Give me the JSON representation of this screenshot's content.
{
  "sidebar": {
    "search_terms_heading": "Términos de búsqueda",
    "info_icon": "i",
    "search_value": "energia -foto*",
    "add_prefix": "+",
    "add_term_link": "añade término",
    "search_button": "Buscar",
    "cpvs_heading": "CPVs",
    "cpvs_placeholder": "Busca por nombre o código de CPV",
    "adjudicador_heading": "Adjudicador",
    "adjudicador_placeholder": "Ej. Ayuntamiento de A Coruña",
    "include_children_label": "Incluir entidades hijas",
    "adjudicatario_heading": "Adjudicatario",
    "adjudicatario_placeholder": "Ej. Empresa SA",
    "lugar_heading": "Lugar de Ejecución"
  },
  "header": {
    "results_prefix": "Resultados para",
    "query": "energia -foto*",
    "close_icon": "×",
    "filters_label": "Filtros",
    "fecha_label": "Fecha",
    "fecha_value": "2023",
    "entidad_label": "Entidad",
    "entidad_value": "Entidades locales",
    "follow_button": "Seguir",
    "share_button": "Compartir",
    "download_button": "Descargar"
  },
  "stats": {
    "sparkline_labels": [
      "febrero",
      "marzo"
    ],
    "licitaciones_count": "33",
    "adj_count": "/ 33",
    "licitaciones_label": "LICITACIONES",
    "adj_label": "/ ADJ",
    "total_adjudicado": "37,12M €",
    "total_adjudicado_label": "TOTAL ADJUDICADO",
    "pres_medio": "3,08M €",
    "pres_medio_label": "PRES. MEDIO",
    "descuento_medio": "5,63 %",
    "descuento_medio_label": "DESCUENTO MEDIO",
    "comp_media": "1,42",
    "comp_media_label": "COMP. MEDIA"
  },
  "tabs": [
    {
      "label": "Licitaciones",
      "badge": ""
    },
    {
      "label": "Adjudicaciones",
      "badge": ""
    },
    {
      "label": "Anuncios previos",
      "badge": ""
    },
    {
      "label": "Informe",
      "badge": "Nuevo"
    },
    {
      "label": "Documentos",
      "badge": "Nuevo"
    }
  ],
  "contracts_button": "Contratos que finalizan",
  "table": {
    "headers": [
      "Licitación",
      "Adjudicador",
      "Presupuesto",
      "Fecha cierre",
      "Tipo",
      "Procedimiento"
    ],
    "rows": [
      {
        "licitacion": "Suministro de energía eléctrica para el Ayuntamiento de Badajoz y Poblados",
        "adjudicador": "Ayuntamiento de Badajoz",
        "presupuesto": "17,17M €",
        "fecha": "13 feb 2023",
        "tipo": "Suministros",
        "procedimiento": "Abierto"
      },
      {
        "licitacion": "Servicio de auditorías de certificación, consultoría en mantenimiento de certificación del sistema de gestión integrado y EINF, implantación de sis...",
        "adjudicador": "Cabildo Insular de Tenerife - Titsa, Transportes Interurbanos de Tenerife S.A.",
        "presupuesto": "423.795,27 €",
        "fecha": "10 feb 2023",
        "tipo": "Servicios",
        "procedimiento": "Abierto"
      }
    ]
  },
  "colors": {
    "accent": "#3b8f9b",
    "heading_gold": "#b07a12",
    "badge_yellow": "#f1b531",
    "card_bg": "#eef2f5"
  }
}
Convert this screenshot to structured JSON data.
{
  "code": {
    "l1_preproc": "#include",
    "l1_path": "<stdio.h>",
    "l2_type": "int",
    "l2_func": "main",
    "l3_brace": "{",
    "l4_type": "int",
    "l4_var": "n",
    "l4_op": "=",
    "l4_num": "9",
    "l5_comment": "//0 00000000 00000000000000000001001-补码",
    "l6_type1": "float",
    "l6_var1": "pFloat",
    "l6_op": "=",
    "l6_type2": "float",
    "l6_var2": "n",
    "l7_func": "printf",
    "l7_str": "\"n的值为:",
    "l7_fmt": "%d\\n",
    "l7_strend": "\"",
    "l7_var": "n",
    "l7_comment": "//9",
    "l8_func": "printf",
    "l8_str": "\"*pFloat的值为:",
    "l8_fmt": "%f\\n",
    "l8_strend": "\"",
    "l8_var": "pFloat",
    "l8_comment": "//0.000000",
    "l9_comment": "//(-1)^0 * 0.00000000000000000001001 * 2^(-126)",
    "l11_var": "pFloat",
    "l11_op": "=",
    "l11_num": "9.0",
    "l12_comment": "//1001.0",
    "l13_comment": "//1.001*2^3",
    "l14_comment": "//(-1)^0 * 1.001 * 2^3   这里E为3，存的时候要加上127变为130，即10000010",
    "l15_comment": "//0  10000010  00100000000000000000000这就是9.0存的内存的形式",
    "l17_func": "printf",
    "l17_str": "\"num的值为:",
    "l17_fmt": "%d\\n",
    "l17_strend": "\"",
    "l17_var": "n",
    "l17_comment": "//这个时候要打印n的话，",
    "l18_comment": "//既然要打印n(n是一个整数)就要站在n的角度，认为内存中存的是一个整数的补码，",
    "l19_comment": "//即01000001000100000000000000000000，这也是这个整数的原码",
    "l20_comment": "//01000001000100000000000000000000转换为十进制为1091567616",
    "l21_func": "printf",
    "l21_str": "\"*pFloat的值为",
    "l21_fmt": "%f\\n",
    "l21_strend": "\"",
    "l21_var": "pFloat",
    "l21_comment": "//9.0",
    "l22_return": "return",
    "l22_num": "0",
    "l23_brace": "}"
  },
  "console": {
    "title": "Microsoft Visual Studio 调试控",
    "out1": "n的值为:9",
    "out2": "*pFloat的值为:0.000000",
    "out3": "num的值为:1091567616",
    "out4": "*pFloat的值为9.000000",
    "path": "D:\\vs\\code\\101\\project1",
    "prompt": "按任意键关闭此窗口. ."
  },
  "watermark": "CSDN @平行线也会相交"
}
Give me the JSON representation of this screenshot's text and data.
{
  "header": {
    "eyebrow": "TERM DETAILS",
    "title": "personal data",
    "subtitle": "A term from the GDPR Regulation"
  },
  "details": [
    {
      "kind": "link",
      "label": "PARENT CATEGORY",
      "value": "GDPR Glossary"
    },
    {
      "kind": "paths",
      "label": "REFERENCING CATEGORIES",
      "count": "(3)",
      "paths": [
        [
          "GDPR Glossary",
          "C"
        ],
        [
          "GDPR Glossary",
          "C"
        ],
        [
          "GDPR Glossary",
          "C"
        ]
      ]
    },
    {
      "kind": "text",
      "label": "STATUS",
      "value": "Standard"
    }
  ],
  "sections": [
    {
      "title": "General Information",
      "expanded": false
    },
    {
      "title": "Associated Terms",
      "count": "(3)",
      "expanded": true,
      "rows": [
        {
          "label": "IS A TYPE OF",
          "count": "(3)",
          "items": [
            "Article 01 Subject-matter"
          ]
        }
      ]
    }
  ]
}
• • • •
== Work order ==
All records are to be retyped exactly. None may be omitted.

== Task response ==
Give me the JSON representation of this screenshot's content.
{
  "sidebar": {
    "search_terms_heading": "Términos de búsqueda",
    "info_icon": "i",
    "search_value": "energia -foto*",
    "add_prefix": "+",
    "add_term_link": "añade término",
    "search_button": "Buscar",
    "cpvs_heading": "CPVs",
    "cpvs_placeholder": "Busca por nombre o código de CPV",
    "adjudicador_heading": "Adjudicador",
    "adjudicador_placeholder": "Ej. Ayuntamiento de A Coruña",
    "include_children_label": "Incluir entidades hijas",
    "adjudicatario_heading": "Adjudicatario",
    "adjudicatario_placeholder": "Ej. Empresa SA",
    "lugar_heading": "Lugar de Ejecución"
  },
  "header": {
    "results_prefix": "Resultados para",
    "query": "energia -foto*",
    "close_icon": "×",
    "filters_label": "Filtros",
    "fecha_label": "Fecha",
    "fecha_value": "2023",
    "entidad_label": "Entidad",
    "entidad_value": "Entidades locales",
    "follow_button": "Seguir",
    "share_button": "Compartir",
    "download_button": "Descargar"
  },
  "stats": {
    "sparkline_labels": [
      "febrero",
      "marzo"
    ],
    "licitaciones_count": "33",
    "adj_count": "/ 33",
    "licitaciones_label": "LICITACIONES",
    "adj_label": "/ ADJ",
    "total_adjudicado": "37,12M €",
    "total_adjudicado_label": "TOTAL ADJUDICADO",
    "pres_medio": "3,08M €",
    "pres_medio_label": "PRES. MEDIO",
    "descuento_medio": "5,63 %",
    "descuento_medio_label": "DESCUENTO MEDIO",
    "comp_media": "1,42",
    "comp_media_label": "COMP. MEDIA"
  },
  "tabs": [
    {
      "label": "Licitaciones",
      "badge": ""
    },
    {
      "label": "Adjudicaciones",
      "badge": ""
    },
    {
      "label": "Anuncios previos",
      "badge": ""
    },
    {
      "label": "Informe",
      "badge": "Nuevo"
    },
    {
      "label": "Documentos",
      "badge": "Nuevo"
    }
  ],
  "contracts_button": "Contratos que finalizan",
  "table": {
    "headers": [
      "Licitación",
      "Adjudicador",
      "Presupuesto",
      "Fecha cierre",
      "Tipo",
      "Procedimiento"
    ],
    "rows": [
      {
        "licitacion": "Suministro de energía eléctrica para el Ayuntamiento de Badajoz y Poblados",
        "adjudicador": "Ayuntamiento de Badajoz",
        "presupuesto": "17,17M €",
        "fecha": "13 feb 2023",
        "tipo": "Suministros",
        "procedimiento": "Abierto"
      },
      {
        "licitacion": "Servicio de auditorías de certificación, consultoría en mantenimiento de certificación del sistema de gestión integrado y EINF, implantación de sis...",
        "adjudicador": "Cabildo Insular de Tenerife - Titsa, Transportes Interurbanos de Tenerife S.A.",
        "presupuesto": "423.795,27 €",
        "fecha": "10 feb 2023",
        "tipo": "Servicios",
        "procedimiento": "Abierto"
      }
    ]
  },
  "colors": {
    "accent": "#3b8f9b",
    "heading_gold": "#b07a12",
    "badge_yellow": "#f1b531",
    "card_bg": "#eef2f5"
  }
}
Convert this screenshot to structured JSON data.
{
  "code": {
    "l1_preproc": "#include",
    "l1_path": "<stdio.h>",
    "l2_type": "int",
    "l2_func": "main",
    "l3_brace": "{",
    "l4_type": "int",
    "l4_var": "n",
    "l4_op": "=",
    "l4_num": "9",
    "l5_comment": "//0 00000000 00000000000000000001001-补码",
    "l6_type1": "float",
    "l6_var1": "pFloat",
    "l6_op": "=",
    "l6_type2": "float",
    "l6_var2": "n",
    "l7_func": "printf",
    "l7_str": "\"n的值为:",
    "l7_fmt": "%d\\n",
    "l7_strend": "\"",
    "l7_var": "n",
    "l7_comment": "//9",
    "l8_func": "printf",
    "l8_str": "\"*pFloat的值为:",
    "l8_fmt": "%f\\n",
    "l8_strend": "\"",
    "l8_var": "pFloat",
    "l8_comment": "//0.000000",
    "l9_comment": "//(-1)^0 * 0.00000000000000000001001 * 2^(-126)",
    "l11_var": "pFloat",
    "l11_op": "=",
    "l11_num": "9.0",
    "l12_comment": "//1001.0",
    "l13_comment": "//1.001*2^3",
    "l14_comment": "//(-1)^0 * 1.001 * 2^3   这里E为3，存的时候要加上127变为130，即10000010",
    "l15_comment": "//0  10000010  00100000000000000000000这就是9.0存的内存的形式",
    "l17_func": "printf",
    "l17_str": "\"num的值为:",
    "l17_fmt": "%d\\n",
    "l17_strend": "\"",
    "l17_var": "n",
    "l17_comment": "//这个时候要打印n的话，",
    "l18_comment": "//既然要打印n(n是一个整数)就要站在n的角度，认为内存中存的是一个整数的补码，",
    "l19_comment": "//即01000001000100000000000000000000，这也是这个整数的原码",
    "l20_comment": "//01000001000100000000000000000000转换为十进制为1091567616",
    "l21_func": "printf",
    "l21_str": "\"*pFloat的值为",
    "l21_fmt": "%f\\n",
    "l21_strend": "\"",
    "l21_var": "pFloat",
    "l21_comment": "//9.0",
    "l22_return": "return",
    "l22_num": "0",
    "l23_brace": "}"
  },
  "console": {
    "title": "Microsoft Visual Studio 调试控",
    "out1": "n的值为:9",
    "out2": "*pFloat的值为:0.000000",
    "out3": "num的值为:1091567616",
    "out4": "*pFloat的值为9.000000",
    "path": "D:\\vs\\code\\101\\project1",
    "prompt": "按任意键关闭此窗口. ."
  },
  "watermark": "CSDN @平行线也会相交"
}
Give me the JSON representation of this screenshot's text and data.
{
  "header": {
    "eyebrow": "TERM DETAILS",
    "title": "personal data",
    "subtitle": "A term from the GDPR Regulation"
  },
  "details": [
    {
      "kind": "link",
      "label": "PARENT CATEGORY",
      "value": "GDPR Glossary"
    },
    {
      "kind": "paths",
      "label": "REFERENCING CATEGORIES",
      "count": "(3)",
      "paths": [
        [
          "GDPR Glossary",
          "C"
        ],
        [
          "GDPR Glossary",
          "C"
        ],
        [
          "GDPR Glossary",
          "C"
        ]
      ]
    },
    {
      "kind": "text",
      "label": "STATUS",
      "value": "Standard"
    }
  ],
  "sections": [
    {
      "title": "General Information",
      "expanded": false
    },
    {
      "title": "Associated Terms",
      "count": "(3)",
      "expanded": true,
      "rows": [
        {
          "label": "IS A TYPE OF",
          "count": "(3)",
          "items": [
            "Article 01 Subject-matter"
          ]
        }
      ]
    }
  ]
}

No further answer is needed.